As a practitioner involved in player’s monitoring, one of my duties was to establish monitoring practices to inform the coaching and sports medicine departments about the training process. In this context, it is important to quantify training load. My PhD examined through an observational design, whether the coaching-prescribed training load (TL) was confounded by match-related contextual variables (study 1),1 whether heart rate testing during a standardised warm-up could be informative of players’ adaptations to training load (study 2)2 and whether the interpretation of training demands differed according to the training load quantification method adopted (study 3),3 as well as which TL quantification method best reflected the rating of perceived effort (study 4),4 respectively.
Why did I do it? Rationale for your PhD
Recent advances in TL monitoring have helped football coaches and sports medicine departments.5 Players are familiar with wearable TL monitoring technology incorporating global positioning systems, heart rate monitors and rating of perceived effort (RPE) questionnaires, as well as …
Collaborators António Rebelo; Peter Krustrup; Magni Mohr, João Brito; Pedro Figueiredo; Daniel Barreira; Rafael Martín-Acero.
Contributors The PhD was conducted in the Centre of Research and Education, Innovation and Intervention in Sports, Faculty of Sports, University of Porto and in the Department of Sports Science and Clinical Biomechanics, Sport and Health Sciences Cluster, University of Southern Denmark. Additional support was provided by the Portuguese Football School, Portuguese Football Federation. The PhD was supervised by António Rebelo, Peter Krustrup and Daniel Barreira. Co-authors include Magni Mohr, João Brito, Pedro Figueiredo and Rafael Martín-Acero.
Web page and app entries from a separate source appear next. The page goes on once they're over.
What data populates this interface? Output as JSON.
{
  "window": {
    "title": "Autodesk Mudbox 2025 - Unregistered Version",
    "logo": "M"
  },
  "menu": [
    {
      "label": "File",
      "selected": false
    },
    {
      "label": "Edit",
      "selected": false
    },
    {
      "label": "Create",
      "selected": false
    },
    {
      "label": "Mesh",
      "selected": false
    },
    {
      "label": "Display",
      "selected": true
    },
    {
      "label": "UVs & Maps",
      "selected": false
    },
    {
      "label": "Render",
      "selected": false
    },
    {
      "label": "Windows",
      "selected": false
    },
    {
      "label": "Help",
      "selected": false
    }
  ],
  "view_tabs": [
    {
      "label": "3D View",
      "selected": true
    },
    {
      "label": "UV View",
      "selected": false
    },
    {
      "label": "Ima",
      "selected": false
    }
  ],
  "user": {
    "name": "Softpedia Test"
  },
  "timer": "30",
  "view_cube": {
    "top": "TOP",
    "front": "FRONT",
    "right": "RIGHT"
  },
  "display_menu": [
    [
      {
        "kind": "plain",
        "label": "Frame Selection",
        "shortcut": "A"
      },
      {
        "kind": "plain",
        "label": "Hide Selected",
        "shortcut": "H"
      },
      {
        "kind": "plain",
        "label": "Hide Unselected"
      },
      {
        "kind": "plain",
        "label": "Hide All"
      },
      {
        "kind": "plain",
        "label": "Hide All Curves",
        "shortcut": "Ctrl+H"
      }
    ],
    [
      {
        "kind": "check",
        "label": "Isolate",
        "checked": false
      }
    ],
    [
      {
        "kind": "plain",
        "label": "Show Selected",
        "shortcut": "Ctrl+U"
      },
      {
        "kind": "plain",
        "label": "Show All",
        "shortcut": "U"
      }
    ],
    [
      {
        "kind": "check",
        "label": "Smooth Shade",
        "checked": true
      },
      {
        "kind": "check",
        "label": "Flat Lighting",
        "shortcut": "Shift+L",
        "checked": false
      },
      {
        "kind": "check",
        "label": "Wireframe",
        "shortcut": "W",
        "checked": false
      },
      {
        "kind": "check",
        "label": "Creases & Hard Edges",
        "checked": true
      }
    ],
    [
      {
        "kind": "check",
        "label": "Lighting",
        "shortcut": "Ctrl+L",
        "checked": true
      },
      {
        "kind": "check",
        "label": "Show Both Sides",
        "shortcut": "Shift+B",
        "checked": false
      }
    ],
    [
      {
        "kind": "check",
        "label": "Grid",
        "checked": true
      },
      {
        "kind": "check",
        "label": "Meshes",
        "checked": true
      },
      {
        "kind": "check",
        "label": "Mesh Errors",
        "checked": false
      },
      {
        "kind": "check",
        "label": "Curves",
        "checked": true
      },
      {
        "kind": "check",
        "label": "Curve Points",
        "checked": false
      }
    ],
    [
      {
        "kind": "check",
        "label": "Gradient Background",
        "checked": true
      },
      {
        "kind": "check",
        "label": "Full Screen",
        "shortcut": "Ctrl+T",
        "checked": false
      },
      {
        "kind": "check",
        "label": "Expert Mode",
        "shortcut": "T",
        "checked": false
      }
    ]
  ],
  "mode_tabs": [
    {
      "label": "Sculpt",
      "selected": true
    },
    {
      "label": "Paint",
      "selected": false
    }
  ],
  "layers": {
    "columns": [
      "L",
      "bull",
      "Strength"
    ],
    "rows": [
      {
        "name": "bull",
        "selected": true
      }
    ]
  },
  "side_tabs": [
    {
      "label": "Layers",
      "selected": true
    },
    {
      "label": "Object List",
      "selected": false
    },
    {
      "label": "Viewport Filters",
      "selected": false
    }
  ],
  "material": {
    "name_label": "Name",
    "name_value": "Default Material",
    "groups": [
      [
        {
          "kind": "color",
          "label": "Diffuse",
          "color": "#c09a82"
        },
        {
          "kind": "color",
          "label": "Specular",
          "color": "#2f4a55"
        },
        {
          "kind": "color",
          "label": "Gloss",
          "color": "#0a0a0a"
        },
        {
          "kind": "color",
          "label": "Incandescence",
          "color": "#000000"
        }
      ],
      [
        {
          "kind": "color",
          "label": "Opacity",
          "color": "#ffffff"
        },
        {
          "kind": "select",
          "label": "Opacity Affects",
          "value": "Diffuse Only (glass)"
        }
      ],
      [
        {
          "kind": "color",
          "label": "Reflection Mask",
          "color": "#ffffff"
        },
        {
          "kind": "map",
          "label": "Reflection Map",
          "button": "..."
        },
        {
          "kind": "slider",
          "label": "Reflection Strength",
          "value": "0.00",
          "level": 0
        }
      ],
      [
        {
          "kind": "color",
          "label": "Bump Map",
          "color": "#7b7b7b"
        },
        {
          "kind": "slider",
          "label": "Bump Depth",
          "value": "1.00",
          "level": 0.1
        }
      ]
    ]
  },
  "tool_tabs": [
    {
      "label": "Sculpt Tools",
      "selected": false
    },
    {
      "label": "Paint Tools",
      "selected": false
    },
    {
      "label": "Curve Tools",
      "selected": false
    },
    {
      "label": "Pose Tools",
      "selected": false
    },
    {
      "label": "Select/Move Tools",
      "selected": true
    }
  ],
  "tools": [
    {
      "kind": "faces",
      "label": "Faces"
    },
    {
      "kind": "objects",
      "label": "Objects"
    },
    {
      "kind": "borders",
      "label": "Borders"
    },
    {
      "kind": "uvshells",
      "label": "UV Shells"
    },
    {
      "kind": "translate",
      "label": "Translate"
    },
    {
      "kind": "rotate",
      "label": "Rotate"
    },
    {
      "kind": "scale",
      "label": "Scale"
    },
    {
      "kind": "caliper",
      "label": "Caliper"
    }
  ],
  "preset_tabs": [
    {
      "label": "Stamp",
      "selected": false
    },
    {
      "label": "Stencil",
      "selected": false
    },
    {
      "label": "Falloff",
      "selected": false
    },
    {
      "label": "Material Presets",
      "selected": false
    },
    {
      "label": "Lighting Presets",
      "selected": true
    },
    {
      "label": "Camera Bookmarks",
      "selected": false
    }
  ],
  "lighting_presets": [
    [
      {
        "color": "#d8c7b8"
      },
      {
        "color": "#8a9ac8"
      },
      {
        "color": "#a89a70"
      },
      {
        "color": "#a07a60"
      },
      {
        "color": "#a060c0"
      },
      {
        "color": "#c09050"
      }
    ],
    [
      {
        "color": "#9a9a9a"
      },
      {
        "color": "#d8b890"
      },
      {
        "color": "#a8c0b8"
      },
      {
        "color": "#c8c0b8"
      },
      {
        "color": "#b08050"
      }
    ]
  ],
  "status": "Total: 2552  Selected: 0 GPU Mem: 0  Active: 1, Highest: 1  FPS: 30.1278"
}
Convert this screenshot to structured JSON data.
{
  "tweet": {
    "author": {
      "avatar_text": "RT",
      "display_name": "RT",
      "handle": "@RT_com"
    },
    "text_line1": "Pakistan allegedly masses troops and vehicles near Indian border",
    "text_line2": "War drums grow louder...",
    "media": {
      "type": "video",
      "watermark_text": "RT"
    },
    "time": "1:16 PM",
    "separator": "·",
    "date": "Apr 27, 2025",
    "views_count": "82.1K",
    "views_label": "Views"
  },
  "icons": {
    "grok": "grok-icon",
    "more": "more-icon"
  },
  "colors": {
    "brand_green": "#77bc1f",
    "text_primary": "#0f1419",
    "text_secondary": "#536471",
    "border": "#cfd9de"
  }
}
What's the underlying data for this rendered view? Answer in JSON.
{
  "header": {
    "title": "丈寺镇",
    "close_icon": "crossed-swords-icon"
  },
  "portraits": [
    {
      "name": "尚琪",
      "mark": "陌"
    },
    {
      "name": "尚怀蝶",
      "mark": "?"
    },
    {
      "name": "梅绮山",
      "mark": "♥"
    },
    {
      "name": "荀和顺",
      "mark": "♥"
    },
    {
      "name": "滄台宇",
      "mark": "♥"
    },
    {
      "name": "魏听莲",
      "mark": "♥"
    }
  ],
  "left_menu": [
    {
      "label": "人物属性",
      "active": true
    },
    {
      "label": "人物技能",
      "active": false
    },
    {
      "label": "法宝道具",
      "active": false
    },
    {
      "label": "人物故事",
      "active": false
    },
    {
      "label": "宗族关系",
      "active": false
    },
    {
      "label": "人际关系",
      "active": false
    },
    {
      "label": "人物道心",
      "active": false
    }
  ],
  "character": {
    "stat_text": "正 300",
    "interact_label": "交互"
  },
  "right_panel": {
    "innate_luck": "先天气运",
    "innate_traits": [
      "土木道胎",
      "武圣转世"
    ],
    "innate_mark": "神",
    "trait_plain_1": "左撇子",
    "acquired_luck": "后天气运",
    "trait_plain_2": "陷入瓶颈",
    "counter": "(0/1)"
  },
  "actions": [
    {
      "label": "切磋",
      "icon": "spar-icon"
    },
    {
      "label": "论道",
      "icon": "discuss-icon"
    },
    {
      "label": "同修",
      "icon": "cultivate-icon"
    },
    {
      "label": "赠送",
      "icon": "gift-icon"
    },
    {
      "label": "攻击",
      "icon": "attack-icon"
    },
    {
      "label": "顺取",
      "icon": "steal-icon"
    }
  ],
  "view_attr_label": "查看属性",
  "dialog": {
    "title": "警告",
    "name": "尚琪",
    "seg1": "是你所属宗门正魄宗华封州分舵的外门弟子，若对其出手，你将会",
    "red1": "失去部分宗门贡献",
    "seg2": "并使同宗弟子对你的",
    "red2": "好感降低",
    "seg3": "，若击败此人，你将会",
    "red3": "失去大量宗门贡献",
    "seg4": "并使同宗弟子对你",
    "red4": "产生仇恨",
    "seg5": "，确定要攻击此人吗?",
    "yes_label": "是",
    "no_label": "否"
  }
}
Competing interests None declared.
Provenance and peer review Not commissioned; internally peer reviewed.